Materials provided
--------------------
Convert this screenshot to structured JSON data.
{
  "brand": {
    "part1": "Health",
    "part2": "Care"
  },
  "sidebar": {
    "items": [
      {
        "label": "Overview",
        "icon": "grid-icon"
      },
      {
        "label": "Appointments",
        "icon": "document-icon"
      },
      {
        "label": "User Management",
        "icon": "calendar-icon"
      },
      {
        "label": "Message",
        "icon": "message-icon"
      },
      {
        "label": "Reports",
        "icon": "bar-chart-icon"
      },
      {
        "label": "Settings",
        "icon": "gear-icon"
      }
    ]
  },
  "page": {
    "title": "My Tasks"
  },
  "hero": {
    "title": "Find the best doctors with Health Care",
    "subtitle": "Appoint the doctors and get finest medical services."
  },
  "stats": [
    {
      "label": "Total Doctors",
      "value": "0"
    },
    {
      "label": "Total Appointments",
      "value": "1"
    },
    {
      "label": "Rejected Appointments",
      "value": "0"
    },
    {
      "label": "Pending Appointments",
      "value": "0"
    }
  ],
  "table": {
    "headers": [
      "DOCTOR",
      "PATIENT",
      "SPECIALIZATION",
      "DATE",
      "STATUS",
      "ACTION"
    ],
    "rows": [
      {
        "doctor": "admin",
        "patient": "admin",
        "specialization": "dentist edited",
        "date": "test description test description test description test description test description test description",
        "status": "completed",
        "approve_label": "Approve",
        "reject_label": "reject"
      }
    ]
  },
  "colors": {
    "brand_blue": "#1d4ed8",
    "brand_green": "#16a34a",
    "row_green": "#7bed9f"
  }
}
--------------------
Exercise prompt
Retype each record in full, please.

Exercise answer
Convert this screenshot to structured JSON data.
{
  "brand": {
    "part1": "Health",
    "part2": "Care"
  },
  "sidebar": {
    "items": [
      {
        "label": "Overview",
        "icon": "grid-icon"
      },
      {
        "label": "Appointments",
        "icon": "document-icon"
      },
      {
        "label": "User Management",
        "icon": "calendar-icon"
      },
      {
        "label": "Message",
        "icon": "message-icon"
      },
      {
        "label": "Reports",
        "icon": "bar-chart-icon"
      },
      {
        "label": "Settings",
        "icon": "gear-icon"
      }
    ]
  },
  "page": {
    "title": "My Tasks"
  },
  "hero": {
    "title": "Find the best doctors with Health Care",
    "subtitle": "Appoint the doctors and get finest medical services."
  },
  "stats": [
    {
      "label": "Total Doctors",
      "value": "0"
    },
    {
      "label": "Total Appointments",
      "value": "1"
    },
    {
      "label": "Rejected Appointments",
      "value": "0"
    },
    {
      "label": "Pending Appointments",
      "value": "0"
    }
  ],
  "table": {
    "headers": [
      "DOCTOR",
      "PATIENT",
      "SPECIALIZATION",
      "DATE",
      "STATUS",
      "ACTION"
    ],
    "rows": [
      {
        "doctor": "admin",
        "patient": "admin",
        "specialization": "dentist edited",
        "date": "test description test description test description test description test description test description",
        "status": "completed",
        "approve_label": "Approve",
        "reject_label": "reject"
      }
    ]
  },
  "colors": {
    "brand_blue": "#1d4ed8",
    "brand_green": "#16a34a",
    "row_green": "#7bed9f"
  }
}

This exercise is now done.